Dr. Jack Lawson, Ocean Sciences Centre, said the university's role was to build on the ideas and initiatives of the Eastport Peninsula Lobster Protection Committee, facilitating the participation of a number of parties, both science and non science, and involving Memorial graduate students in the research.
"The first student we had . . . helped us with the tagging of the lobsters," said Dr. Lawson. "So far, we've tagged, measured, and sexed a total of 700 lobsters both inside and outside the closed areas. The new student that we will have in the spring will be conducting the field science of the project, which will be to look at the survival rate of larval lobsters, to look at the movement of the tagged lobsters, to do some analysis of the fishing data from the fishermen, and to implement some of these acoustic tags."

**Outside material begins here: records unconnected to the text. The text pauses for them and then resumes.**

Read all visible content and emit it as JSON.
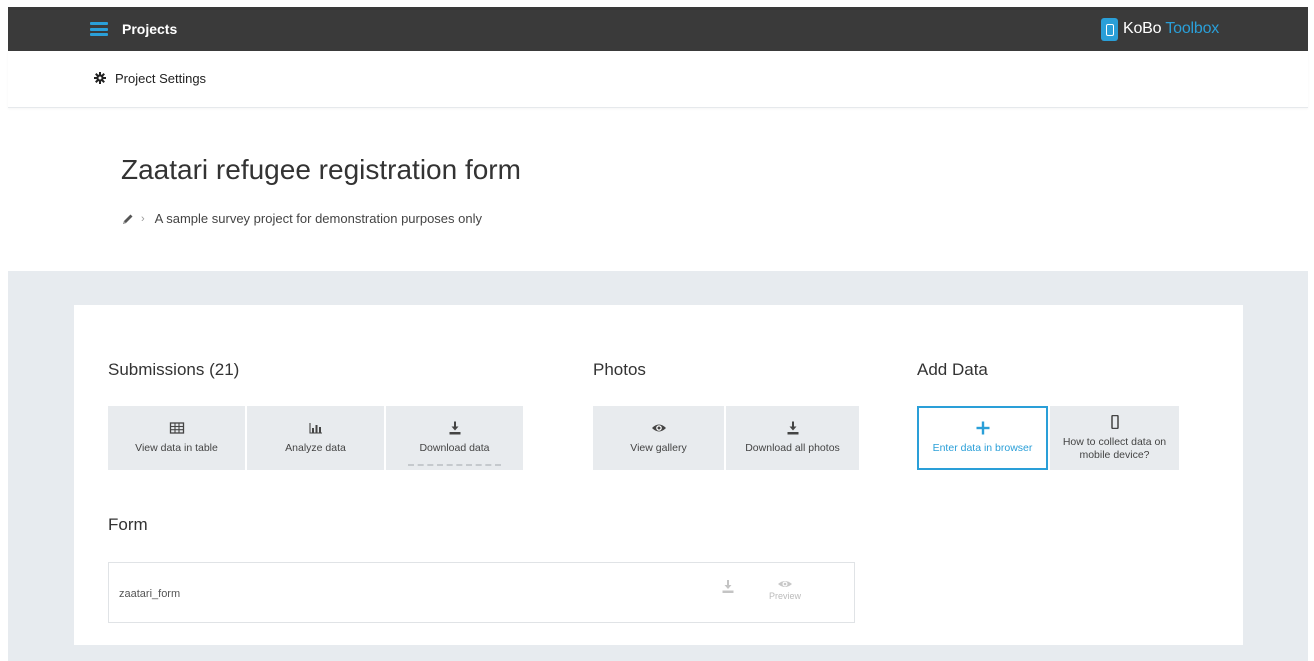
{
  "header": {
    "menu_icon": "hamburger-menu-icon",
    "title": "Projects",
    "brand_left": "KoBo",
    "brand_right": "Toolbox"
  },
  "settings": {
    "icon": "gear-icon",
    "label": "Project Settings"
  },
  "project": {
    "title": "Zaatari refugee registration form",
    "description": "A sample survey project for demonstration purposes only"
  },
  "submissions": {
    "heading": "Submissions (21)",
    "buttons": [
      {
        "label": "View data in table",
        "icon": "table-icon"
      },
      {
        "label": "Analyze data",
        "icon": "bar-chart-icon"
      },
      {
        "label": "Download data",
        "icon": "download-icon"
      }
    ]
  },
  "photos": {
    "heading": "Photos",
    "buttons": [
      {
        "label": "View gallery",
        "icon": "eye-icon"
      },
      {
        "label": "Download all photos",
        "icon": "download-icon"
      }
    ]
  },
  "add_data": {
    "heading": "Add Data",
    "buttons": [
      {
        "label": "Enter data in browser",
        "icon": "plus-icon"
      },
      {
        "label": "How to collect data on mobile device?",
        "icon": "mobile-icon"
      }
    ]
  },
  "form": {
    "heading": "Form",
    "name": "zaatari_form",
    "preview_label": "Preview"
  },
  "colors": {
    "accent": "#2a9fd8",
    "topbar": "#3a3a3a",
    "background_gray": "#e7ebef",
    "tile_gray": "#e8ebee"
  }
}
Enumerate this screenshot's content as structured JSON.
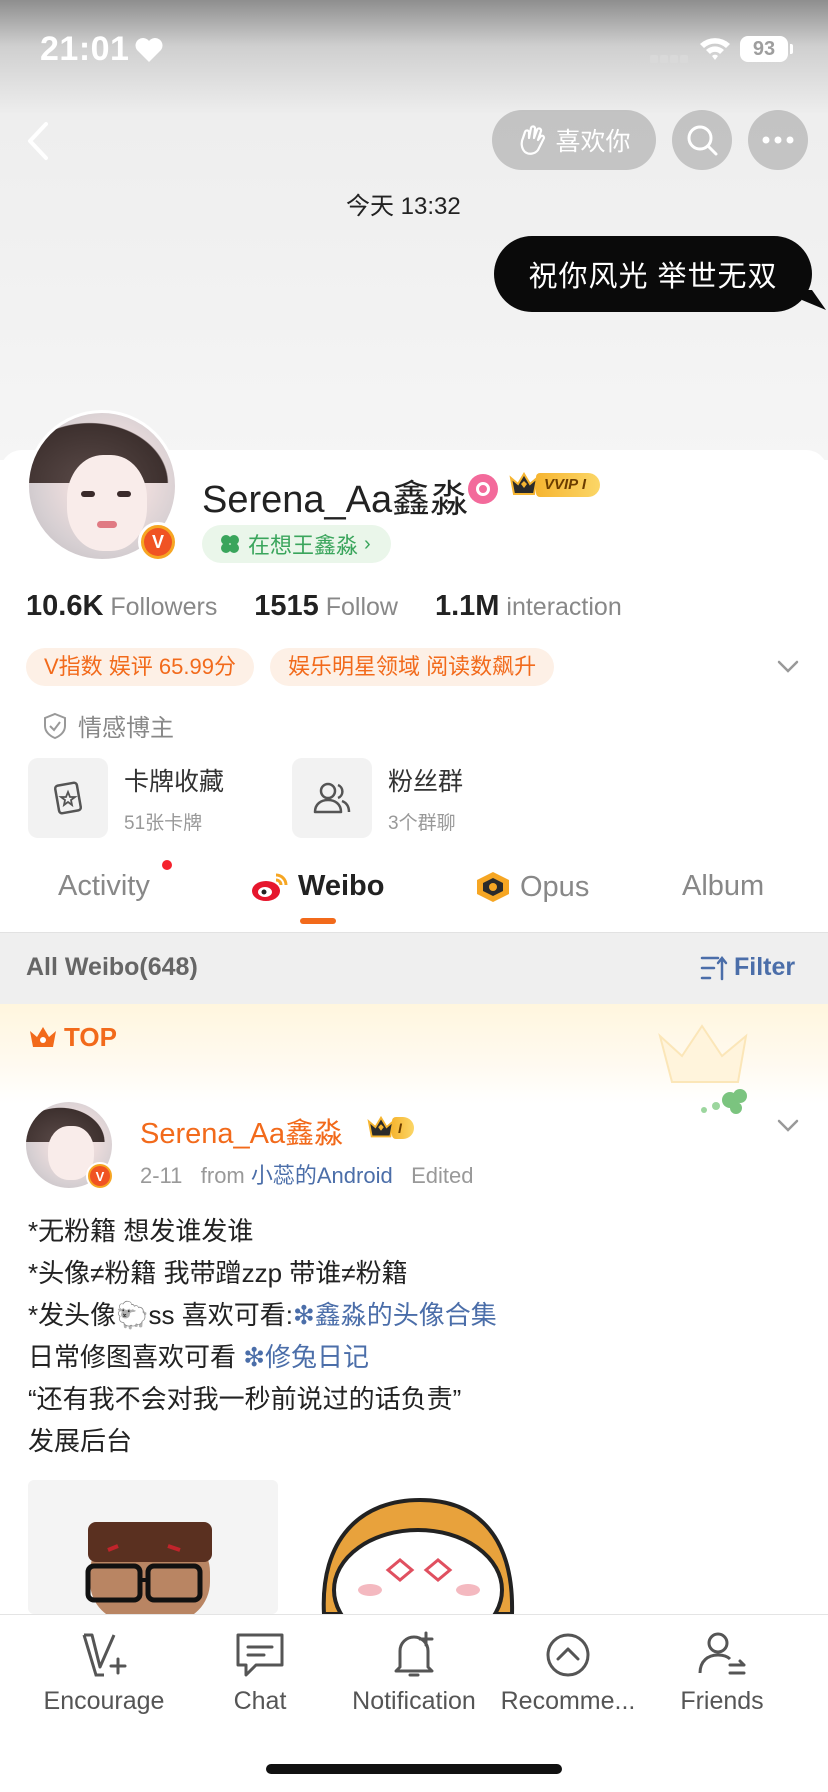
{
  "status_bar": {
    "time": "21:01",
    "battery": "93"
  },
  "nav": {
    "like_label": "喜欢你"
  },
  "chat": {
    "timestamp": "今天 13:32",
    "message": "祝你风光 举世无双"
  },
  "profile": {
    "name": "Serena_Aa鑫淼",
    "vip_label": "VVIP",
    "vip_level": "I",
    "thinking_label": "在想王鑫淼",
    "stats": [
      {
        "value": "10.6K",
        "label": "Followers"
      },
      {
        "value": "1515",
        "label": "Follow"
      },
      {
        "value": "1.1M",
        "label": "interaction"
      }
    ],
    "chips": [
      "V指数 娱评 65.99分",
      "娱乐明星领域 阅读数飙升"
    ],
    "tagline": "情感博主",
    "features": [
      {
        "title": "卡牌收藏",
        "sub": "51张卡牌",
        "icon": "card-icon"
      },
      {
        "title": "粉丝群",
        "sub": "3个群聊",
        "icon": "group-icon"
      }
    ]
  },
  "tabs": [
    "Activity",
    "Weibo",
    "Opus",
    "Album"
  ],
  "active_tab": "Weibo",
  "filter_bar": {
    "all_label": "All Weibo(648)",
    "filter_label": "Filter"
  },
  "top_label": "TOP",
  "post": {
    "author": "Serena_Aa鑫淼",
    "level": "I",
    "date": "2-11",
    "from_label": "from",
    "source": "小蕊的Android",
    "edited": "Edited",
    "lines": [
      "*无粉籍 想发谁发谁",
      "*头像≠粉籍 我带蹭zzp 带谁≠粉籍",
      "*发头像🐑ss 喜欢可看:",
      "日常修图喜欢可看",
      "“还有我不会对我一秒前说过的话负责”",
      "发展后台"
    ],
    "link1": "鑫淼的头像合集",
    "link2": "修兔日记"
  },
  "bottom_tabs": [
    "Encourage",
    "Chat",
    "Notification",
    "Recomme...",
    "Friends"
  ],
  "colors": {
    "accent": "#f26a1b",
    "link": "#4b6ea9",
    "green": "#3aa55c"
  }
}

Although the project is still in its early stages, Dr. Lawson said he is optimistic it will be successful.
"It will be a success from the standpoint that it's brought together a variety of people that don't normally work together, and also because it's going to be a long term project. I suspect it will go beyond the graduate level and will last 10 to 12 years. It's a project that will be managed and run by the local stakeholders rather than us as outsiders."
So far, preliminary results have been very encouraging, showing that the closed areas encompass good lobster habitat and the proportion of female lobsters with eggs is greater within the protected areas than in nearby fished areas.
"These results will be confirmed and additional questions answered once the fishermens' logbook analysis and field research begins next spring," said Dr. Lawson.
He added that the research project, which is funded by the Canadian Centre for Fisheries Innovation, is a forward step for the province's lobster fishery.
"It's positive in that conservation has been targeted for a number of years by the FRCC as an important means to stabilize and re build the commercial lobster fishery. Given that this conservation took place at fishermen's urging, it is clear to me that these stakeholders are serious about developing conservation methodology and in doing so in a co operative manner with managers from DFO and scientists from outside agencies. In my view this is the way of the future for many fisheries," explained Dr. Lawson.
He said he doesn't think this type of project should end in Eastport. He is hoping it will be extended around the province, perhaps to other fished species that have ties to habitat, such as lumpfish.